Coach houses, typically small dwellings located in the rear of a property, served an important purpose in the early 20th century: They created additional (and typically affordable) housing for workers and extended family members. And while they’re not exactly rare in Chicago, you aren’t going to find any built in recent decades as the city’s zoning ordinance prohibits new accessory dwellings.
Fortunately, coach houses that were built before this 1950s zoning change are grandfathered, and homeowners can use these as an income-producing apartment. There is one major exception, however: Any 12-month lapse in occupancy will, in effect, make it illegal to rent out a coach house again. Additionally, if a coach house is demolished or lost in a fire, it cannot be replaced.
The vacancy code means that there are usually a number of Chicago coach houses listed for sale or rent. Here are just a few examples around the city.
In parts of Lincoln Park and Lake View, coach houses are sometimes sold separately from the main home. This is unusual in the sense that it seems to contradict existing zoning standards, but this 1,600-square-foot coach house dwelling on Seminary Avenue is a perfect example.
What’s better than a classic Chicago red brick bungalow? A classic Chicago bungalow with a coach house in the rear. For under $450,000, this Carmen Avenue property includes a two-unit bungalow and a detached third unit located behind it.
Here’s a unique opportunity to get a vintage single-family home and coach house on an oversized lot in Lincoln Square. Clad in cedar shake siding, the adorable coach house would make for a perfect in-law suite or rental dwelling, and there’s still plenty of room in the backyard for everyone to share.
Home shoppers may be able to stretch their budget a bit further if they consider the potential income from leasing out a coach house.

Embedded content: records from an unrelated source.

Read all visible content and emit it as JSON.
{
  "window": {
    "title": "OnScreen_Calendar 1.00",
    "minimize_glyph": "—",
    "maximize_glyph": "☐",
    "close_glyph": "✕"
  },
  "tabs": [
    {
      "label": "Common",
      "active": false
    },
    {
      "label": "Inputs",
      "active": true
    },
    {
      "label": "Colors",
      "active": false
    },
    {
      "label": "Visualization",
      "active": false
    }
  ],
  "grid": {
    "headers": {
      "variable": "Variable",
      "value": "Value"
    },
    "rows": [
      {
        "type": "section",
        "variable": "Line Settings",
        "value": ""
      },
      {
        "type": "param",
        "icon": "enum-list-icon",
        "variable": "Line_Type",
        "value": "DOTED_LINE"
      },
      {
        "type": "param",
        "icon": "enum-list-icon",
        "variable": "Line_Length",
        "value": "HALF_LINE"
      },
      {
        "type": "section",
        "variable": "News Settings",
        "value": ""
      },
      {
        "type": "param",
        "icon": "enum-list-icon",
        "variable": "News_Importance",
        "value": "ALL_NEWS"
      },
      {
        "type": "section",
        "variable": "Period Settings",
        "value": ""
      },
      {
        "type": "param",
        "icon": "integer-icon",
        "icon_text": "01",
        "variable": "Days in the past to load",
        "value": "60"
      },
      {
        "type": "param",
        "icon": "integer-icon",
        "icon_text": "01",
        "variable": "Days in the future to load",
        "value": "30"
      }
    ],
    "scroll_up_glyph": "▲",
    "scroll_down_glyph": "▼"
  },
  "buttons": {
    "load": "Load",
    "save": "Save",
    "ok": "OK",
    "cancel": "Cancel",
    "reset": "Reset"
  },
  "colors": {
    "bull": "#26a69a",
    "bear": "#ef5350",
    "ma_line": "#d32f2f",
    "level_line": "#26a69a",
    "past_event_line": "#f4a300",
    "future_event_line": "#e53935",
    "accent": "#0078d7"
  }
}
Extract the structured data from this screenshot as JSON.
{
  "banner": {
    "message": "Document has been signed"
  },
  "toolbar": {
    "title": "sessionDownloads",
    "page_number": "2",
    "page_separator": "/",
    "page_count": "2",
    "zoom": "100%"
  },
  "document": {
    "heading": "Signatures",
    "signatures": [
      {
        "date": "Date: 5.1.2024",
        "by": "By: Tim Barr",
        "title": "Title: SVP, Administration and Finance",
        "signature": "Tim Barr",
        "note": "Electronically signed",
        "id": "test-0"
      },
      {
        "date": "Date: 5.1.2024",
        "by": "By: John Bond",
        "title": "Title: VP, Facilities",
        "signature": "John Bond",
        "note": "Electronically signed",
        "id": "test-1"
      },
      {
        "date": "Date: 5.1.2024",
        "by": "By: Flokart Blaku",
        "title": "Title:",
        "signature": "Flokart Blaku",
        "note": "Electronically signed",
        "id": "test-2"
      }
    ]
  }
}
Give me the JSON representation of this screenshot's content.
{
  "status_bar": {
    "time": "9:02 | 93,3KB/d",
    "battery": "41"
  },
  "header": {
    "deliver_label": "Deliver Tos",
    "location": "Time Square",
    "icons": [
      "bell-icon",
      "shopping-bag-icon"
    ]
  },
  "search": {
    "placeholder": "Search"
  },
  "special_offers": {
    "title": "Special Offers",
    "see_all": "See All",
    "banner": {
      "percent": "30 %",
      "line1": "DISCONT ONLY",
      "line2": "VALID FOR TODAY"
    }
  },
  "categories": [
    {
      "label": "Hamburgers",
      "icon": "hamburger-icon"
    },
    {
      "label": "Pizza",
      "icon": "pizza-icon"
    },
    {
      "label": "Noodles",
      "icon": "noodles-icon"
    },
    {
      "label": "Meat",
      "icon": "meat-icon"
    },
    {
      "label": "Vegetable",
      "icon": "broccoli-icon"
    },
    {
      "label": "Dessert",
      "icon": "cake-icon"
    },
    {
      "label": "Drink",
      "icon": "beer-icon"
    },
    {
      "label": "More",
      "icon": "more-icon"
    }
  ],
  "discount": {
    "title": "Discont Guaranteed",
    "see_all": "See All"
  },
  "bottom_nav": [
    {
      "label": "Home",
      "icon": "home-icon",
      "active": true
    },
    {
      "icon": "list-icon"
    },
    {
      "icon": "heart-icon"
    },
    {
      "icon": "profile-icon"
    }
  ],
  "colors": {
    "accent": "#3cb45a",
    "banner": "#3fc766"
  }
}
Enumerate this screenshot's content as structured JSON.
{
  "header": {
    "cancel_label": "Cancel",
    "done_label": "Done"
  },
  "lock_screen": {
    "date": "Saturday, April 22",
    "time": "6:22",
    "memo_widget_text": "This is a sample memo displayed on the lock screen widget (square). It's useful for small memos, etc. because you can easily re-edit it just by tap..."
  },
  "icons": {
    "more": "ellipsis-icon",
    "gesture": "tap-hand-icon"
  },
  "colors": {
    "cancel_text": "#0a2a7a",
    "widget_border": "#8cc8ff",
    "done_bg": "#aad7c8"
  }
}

While this vintage Victorian farmhouse may be out of reach for some buyers, renting the detached rear dwelling could help get better financing and cover the bills.
Anyone who’s lived in or spent time visiting the greater West Town area is likely to recognize this style of coach house. The modest dwelling is no mansion, but it’s a more affordable option for renters and an income-producing asset for the homeowner. And up in the front is a two-unit building.